Your answer should hold every line of the records below that contains the string "icon".

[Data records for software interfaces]
-*-*-
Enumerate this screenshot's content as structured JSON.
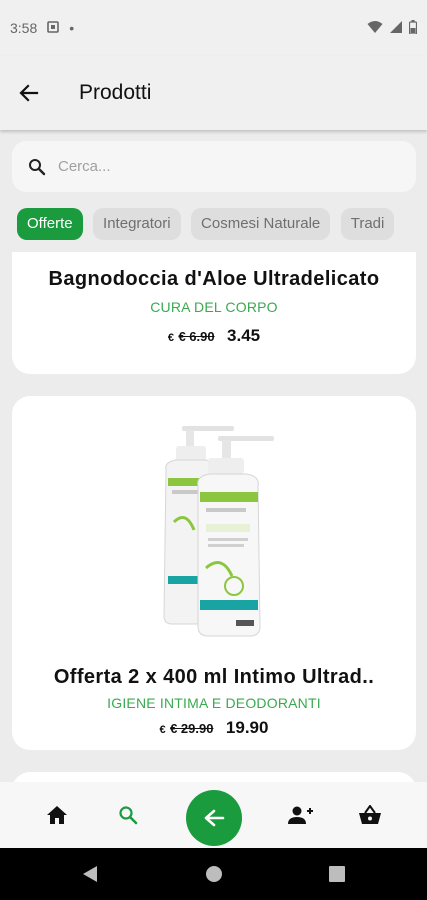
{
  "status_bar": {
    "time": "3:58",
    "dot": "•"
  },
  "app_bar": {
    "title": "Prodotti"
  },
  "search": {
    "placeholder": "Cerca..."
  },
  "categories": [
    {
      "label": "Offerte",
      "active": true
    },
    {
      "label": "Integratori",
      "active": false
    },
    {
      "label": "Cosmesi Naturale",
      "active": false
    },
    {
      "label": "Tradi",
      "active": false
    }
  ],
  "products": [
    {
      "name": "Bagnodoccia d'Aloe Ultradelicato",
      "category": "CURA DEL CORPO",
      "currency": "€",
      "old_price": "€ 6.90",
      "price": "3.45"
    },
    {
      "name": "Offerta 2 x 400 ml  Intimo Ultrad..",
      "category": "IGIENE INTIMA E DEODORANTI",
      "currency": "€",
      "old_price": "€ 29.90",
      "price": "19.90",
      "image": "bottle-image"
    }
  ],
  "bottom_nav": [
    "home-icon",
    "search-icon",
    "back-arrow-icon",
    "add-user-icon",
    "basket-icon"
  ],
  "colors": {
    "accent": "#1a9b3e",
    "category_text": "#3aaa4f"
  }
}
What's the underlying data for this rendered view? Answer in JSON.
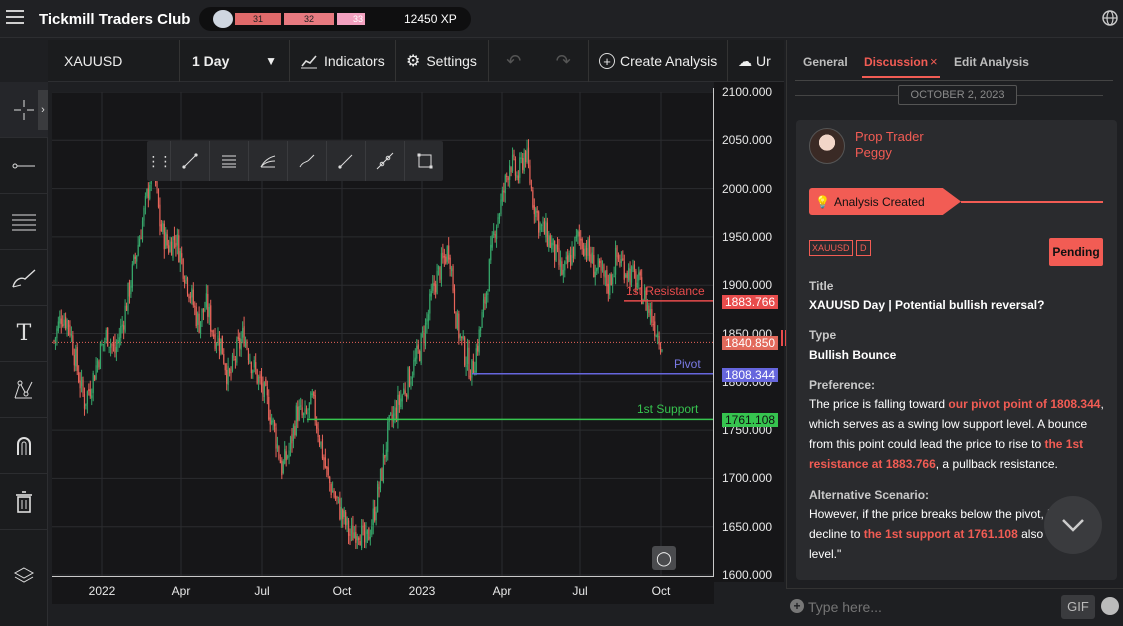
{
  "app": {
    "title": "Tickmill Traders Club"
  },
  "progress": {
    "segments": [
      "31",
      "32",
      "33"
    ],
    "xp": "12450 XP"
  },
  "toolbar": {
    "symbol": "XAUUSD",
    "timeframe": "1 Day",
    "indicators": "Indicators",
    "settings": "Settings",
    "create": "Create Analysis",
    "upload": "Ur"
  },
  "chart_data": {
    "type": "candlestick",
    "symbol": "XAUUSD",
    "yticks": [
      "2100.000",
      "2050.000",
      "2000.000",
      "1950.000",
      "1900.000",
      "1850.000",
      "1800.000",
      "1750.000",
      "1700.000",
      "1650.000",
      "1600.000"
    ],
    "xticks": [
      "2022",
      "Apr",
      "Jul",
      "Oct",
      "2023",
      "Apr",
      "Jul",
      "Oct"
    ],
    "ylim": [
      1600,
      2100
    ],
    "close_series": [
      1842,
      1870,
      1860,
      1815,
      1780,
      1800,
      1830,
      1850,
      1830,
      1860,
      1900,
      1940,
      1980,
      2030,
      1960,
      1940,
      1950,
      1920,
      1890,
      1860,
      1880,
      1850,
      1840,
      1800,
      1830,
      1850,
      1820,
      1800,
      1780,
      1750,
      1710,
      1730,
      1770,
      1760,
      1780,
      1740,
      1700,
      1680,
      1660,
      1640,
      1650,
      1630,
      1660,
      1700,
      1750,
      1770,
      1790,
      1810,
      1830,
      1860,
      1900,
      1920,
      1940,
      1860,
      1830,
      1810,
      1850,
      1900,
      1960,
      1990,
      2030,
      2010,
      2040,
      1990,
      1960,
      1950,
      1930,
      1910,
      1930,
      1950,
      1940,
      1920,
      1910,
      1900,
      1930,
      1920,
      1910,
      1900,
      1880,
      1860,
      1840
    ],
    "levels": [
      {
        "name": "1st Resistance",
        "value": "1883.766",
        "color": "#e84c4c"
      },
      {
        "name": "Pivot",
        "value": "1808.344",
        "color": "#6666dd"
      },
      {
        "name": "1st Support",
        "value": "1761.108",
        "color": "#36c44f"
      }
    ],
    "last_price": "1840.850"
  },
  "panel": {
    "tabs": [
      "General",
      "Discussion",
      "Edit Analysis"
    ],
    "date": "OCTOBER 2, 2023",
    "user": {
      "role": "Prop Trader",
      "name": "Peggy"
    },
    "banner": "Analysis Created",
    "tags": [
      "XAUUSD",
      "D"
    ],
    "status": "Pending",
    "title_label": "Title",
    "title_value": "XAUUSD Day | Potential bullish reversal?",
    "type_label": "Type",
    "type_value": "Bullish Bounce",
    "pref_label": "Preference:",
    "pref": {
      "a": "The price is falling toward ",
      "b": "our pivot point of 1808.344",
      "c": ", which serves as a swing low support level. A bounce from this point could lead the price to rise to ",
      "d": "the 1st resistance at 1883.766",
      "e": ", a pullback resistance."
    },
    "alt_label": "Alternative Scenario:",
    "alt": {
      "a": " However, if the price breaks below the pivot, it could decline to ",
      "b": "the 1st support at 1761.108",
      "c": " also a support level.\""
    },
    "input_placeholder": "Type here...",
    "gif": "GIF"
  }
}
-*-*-
◆ **ANSWER TO THIS TASK**
    "home-icon",
    "search-icon",
    "back-arrow-icon",
    "add-user-icon",
    "basket-icon"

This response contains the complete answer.